• **What to do**: List all lines of the data that include the string "kind".

Dataset rows for apps and sites
=== Section Start ===

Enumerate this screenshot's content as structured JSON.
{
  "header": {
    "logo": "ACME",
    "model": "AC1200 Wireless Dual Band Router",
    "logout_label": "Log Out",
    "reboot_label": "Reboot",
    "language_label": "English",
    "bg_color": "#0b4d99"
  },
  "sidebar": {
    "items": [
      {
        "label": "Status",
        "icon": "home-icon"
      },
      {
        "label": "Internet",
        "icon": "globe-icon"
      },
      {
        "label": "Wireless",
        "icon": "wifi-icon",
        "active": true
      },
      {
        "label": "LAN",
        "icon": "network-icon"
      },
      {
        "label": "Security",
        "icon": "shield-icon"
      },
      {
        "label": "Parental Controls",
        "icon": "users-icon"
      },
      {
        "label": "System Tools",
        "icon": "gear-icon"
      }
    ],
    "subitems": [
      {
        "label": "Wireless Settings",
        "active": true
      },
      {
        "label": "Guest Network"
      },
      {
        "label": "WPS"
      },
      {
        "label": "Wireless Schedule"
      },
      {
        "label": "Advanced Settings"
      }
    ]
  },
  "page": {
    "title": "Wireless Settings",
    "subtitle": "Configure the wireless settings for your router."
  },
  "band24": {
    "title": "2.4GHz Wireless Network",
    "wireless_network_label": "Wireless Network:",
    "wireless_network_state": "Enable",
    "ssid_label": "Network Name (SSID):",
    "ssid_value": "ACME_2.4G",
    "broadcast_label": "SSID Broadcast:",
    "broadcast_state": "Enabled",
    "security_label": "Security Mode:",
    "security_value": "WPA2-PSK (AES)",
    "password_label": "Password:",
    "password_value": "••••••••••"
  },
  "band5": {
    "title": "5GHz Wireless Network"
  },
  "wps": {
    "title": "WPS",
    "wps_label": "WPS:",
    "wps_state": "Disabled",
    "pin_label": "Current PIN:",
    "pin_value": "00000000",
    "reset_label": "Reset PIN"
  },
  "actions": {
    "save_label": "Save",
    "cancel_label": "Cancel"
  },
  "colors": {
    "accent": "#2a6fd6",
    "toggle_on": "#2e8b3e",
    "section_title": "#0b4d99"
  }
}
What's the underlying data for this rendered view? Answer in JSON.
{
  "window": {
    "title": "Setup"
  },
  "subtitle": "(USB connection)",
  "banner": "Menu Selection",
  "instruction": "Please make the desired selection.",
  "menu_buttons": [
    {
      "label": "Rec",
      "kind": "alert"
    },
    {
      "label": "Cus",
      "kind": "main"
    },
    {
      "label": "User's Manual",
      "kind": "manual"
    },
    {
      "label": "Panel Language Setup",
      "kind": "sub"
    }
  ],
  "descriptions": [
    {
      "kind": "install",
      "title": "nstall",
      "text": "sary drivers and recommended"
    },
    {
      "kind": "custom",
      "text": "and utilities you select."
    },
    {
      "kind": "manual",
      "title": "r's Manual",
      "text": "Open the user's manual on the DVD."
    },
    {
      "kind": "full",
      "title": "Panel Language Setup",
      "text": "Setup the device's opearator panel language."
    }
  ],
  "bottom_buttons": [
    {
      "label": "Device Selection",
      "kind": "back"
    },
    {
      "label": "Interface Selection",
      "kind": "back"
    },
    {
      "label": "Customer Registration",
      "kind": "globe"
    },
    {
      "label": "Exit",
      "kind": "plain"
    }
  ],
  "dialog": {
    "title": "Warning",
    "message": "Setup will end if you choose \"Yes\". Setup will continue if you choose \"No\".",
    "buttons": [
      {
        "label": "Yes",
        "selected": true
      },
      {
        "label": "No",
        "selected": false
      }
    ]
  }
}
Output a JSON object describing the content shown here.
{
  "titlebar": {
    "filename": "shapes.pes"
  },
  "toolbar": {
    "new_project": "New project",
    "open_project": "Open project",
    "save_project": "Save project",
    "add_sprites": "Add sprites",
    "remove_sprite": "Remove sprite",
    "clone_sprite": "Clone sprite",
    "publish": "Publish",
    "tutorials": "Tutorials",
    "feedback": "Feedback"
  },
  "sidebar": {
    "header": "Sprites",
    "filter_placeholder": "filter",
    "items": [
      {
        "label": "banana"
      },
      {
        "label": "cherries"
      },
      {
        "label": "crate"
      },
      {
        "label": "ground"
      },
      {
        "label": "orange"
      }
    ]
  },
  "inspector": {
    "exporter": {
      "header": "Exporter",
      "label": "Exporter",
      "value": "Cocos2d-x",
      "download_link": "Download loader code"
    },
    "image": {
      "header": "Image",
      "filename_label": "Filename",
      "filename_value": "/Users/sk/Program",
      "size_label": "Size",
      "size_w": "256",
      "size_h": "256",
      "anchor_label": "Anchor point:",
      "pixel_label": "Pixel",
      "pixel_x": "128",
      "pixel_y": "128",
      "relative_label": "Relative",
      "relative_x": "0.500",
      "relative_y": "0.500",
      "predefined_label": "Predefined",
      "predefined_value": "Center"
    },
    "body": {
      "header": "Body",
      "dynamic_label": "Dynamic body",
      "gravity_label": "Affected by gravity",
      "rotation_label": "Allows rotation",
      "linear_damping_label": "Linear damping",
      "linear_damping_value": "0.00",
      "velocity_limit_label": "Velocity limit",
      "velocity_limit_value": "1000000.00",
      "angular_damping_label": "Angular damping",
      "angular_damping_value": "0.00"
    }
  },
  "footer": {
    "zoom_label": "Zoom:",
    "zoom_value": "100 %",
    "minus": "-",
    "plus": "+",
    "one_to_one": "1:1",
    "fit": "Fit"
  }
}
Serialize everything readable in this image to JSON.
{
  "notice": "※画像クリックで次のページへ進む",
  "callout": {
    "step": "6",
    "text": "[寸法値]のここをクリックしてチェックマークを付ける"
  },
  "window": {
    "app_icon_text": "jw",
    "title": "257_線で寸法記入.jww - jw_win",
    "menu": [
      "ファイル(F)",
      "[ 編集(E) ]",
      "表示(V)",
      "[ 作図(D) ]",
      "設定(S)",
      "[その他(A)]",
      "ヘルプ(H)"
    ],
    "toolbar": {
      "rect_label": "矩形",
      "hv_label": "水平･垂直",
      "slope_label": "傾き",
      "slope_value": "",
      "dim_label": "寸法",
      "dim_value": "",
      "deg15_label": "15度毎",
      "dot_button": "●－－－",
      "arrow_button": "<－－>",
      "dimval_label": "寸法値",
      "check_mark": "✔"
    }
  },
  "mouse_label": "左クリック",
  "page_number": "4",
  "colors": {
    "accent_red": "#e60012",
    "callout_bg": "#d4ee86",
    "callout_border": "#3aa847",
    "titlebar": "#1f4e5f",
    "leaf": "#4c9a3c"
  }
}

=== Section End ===

• **Exercise response**:
      "kind": "alert"
      "kind": "main"
      "kind": "manual"
      "kind": "sub"
      "kind": "install",
      "kind": "custom",
      "kind": "manual",
      "kind": "full",
      "kind": "back"
      "kind": "back"
      "kind": "globe"
      "kind": "plain"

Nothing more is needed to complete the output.